Caring and motherly by nature, both women support their neighbours, regularly cooking meals for the more vulnerable amongst them. This spirit of solidarity is touching, and may hope to counteract the run of the mill demonization of communities such as these. Of course, Channel 4 can’t allow their subjects to get away that easily—positive aspects are counteracted by the handling of other characters more ripe for exploitative consumption. One star of the series, Maxwell, is a drug user and repeated offender—his criminal record includes incidents of burglary, fraud and shining lasers at police helicopters—who sells cannabis from his flat and collects £500 a month in Income Support and Disability Allowance on account of memory loss problems, clearly implied to be a result of cannabis use. Footage showing Maxwell bagging up weed, as well as taking a large number of Diazepam pills before turning up 45 minutes late to a court appearance—he was let off anyway—has been criticised, and many have asked whether he was naively undertaking acts of bravado for the benefit of the cameras, unaware of possible consequences. Portrayed as the typical undeserving recipient of state handouts, Maxwell is ultimately likely to damage the reception of other characters that might otherwise be judged deserving. Its notable that no attempt is made to offer a wider socio-cultural explanation for Maxwell’s behaviour and incarceration at only 18, whether it’s a result of his childhood, economic factors, a failure in the education system, or any other reason.

Particularly unpalatable in this first episode were the relentless attempts at self-defense through deflecting blame onto reporters who had gotten wind of the new location. Whilst rightfully challenging the authority of reporters to take pictures of unconsenting subjects, including children, as well as documenting the false claims excreted by newspapers such as The Sun, the episode sidesteps the issue of whether a documentary subject can ever really give consent, given they cannot truly know how they will be portrayed. Alex Cunningham, MP for the local area, makes his first ever visit to the street to criticize the exploitation of his vulnerable constituents—though making sure to bring his own news crew each time—and is ridiculed by residents who feel his concerns are insincere. Whilst this segment does well to highlight the isolation of the estate and its lack of facilities, offering concerning viewers a chance to analyse why a pocketed community, abandoned by the outside world for all intents and purposes, may suffer from incidents of crime and drug use, it does feel like it’s primary purpose is to defend Channel 4 from criticism—one resident declares that they, unlike Cunningham, are giving her a voice, no doubt to the glee of producers.

Benefits Street represents the very worst of trash TV. Laughably posing as groundbreaking journalism, shows such as this serve only to perpetuate extremely damaging myths concerning the abuse of our welfare system, which pave the way for further demonistation of our most vulnerable and needy.
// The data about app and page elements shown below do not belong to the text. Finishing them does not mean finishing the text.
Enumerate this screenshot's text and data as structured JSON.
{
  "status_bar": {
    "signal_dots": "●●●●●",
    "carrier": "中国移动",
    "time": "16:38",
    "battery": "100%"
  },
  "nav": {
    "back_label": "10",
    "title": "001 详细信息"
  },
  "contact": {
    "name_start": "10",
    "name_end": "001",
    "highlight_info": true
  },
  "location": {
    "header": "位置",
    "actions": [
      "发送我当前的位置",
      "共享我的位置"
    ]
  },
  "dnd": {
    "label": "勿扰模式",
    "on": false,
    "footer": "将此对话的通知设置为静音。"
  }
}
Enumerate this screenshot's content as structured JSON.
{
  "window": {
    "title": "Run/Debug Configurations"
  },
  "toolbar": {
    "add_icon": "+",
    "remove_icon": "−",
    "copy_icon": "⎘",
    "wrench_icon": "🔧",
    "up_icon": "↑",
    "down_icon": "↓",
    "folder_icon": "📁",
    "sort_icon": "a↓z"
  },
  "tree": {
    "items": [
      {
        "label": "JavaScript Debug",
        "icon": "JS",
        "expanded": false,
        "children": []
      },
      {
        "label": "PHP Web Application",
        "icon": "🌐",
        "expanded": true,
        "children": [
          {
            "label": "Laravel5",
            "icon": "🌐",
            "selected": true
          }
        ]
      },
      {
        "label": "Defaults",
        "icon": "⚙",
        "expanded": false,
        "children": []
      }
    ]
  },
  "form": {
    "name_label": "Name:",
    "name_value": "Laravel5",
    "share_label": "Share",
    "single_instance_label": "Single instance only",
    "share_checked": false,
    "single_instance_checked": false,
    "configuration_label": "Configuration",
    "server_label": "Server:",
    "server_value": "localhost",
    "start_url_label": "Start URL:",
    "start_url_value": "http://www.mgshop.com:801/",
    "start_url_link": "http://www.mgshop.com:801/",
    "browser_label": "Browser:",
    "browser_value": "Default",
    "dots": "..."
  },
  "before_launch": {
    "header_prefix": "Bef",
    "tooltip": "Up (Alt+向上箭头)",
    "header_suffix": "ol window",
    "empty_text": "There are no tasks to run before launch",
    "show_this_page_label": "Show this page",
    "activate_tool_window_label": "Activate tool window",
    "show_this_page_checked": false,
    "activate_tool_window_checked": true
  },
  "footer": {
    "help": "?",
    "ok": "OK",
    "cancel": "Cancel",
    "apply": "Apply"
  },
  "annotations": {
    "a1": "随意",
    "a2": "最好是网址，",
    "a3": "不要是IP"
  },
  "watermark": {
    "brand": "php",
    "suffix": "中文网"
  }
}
The première of the second series was postponed until after the election, for fear it would interfere with the result. This may sound admirable to some, but really the damage has already been done.

Benefits Street is airing on Monday nights at 9pm on Channel 4.